ShortFest was started, Macdonald says, “to celebrate the short film art form and provide a platform for emerging filmmakers who may go on to become major feature filmmakers.” Indeed, the festival has helped launch the careers of celebrated directors such as Ava DuVernay (Selma), Jason Reitman (Up in the Air), Benh Zeitlin (Beasts of the Southern Wild), Jean-Marc Vallée (Dallas Buyers Club), and Henry Selick (The Nightmare Before Christmas).
After its first year, ShortFest was designated a qualifying festival for the Academy of Motion Picture Arts and Sciences and has since presented 101 short films that eventually earned Oscar nominations.

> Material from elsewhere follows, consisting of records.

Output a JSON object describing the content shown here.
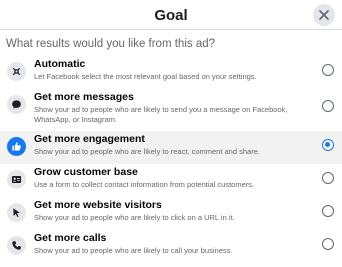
{
  "dialog": {
    "title": "Goal",
    "question": "What results would you like from this ad?"
  },
  "colors": {
    "accent": "#1877f2",
    "selected_row": "#f2f2f2",
    "icon_bg": "#e4e6eb"
  },
  "options": [
    {
      "icon": "automatic-icon",
      "name": "Automatic",
      "description": "Let Facebook select the most relevant goal based on your settings.",
      "selected": false
    },
    {
      "icon": "message-bubble-icon",
      "name": "Get more messages",
      "description": "Show your ad to people who are likely to send you a message on Facebook, WhatsApp, or Instagram.",
      "selected": false
    },
    {
      "icon": "thumbs-up-icon",
      "name": "Get more engagement",
      "description": "Show your ad to people who are likely to react, comment and share.",
      "selected": true
    },
    {
      "icon": "contact-card-icon",
      "name": "Grow customer base",
      "description": "Use a form to collect contact information from potential customers.",
      "selected": false
    },
    {
      "icon": "cursor-icon",
      "name": "Get more website visitors",
      "description": "Show your ad to people who are likely to click on a URL in it.",
      "selected": false
    },
    {
      "icon": "phone-icon",
      "name": "Get more calls",
      "description": "Show your ad to people who are likely to call your business.",
      "selected": false
    }
  ]
}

Today, it’s the largest event of its kind in North America. In addition to screening more than 330 films (presented in 90-minute programs grouped together by theme, such as family, war, or romance), the event includes a four-day program of panels, master classes, and roundtable discussions, plus a Short Film Market that attracts buyers and sellers for television, the Internet, and theatrical distribution.
More important than its size and record of Oscar nods, the Palm Springs ShortFest distinguishes itself with its proverbial welcome mat that rolls out to the 500-plus artists from around the globe who participate in the programs and events.
Macdonald, who received the first Cinema Without Borders’ Friend of International Cinema Award in 2012, says his organization receives glowing reviews in its annual post-festival surveys. “If you ask the filmmakers who attend,” he says, “they’ll tell you it’s the most filmmaker-friendly short film festival in the world, with savvy audiences, great programming, high-quality presentation, and an atmosphere that is hugely conducive to the creative spirit.”
The Palm Springs International ShortFest runs June 16-22. Visit www.psfilmfest.org or call 760-322-2930.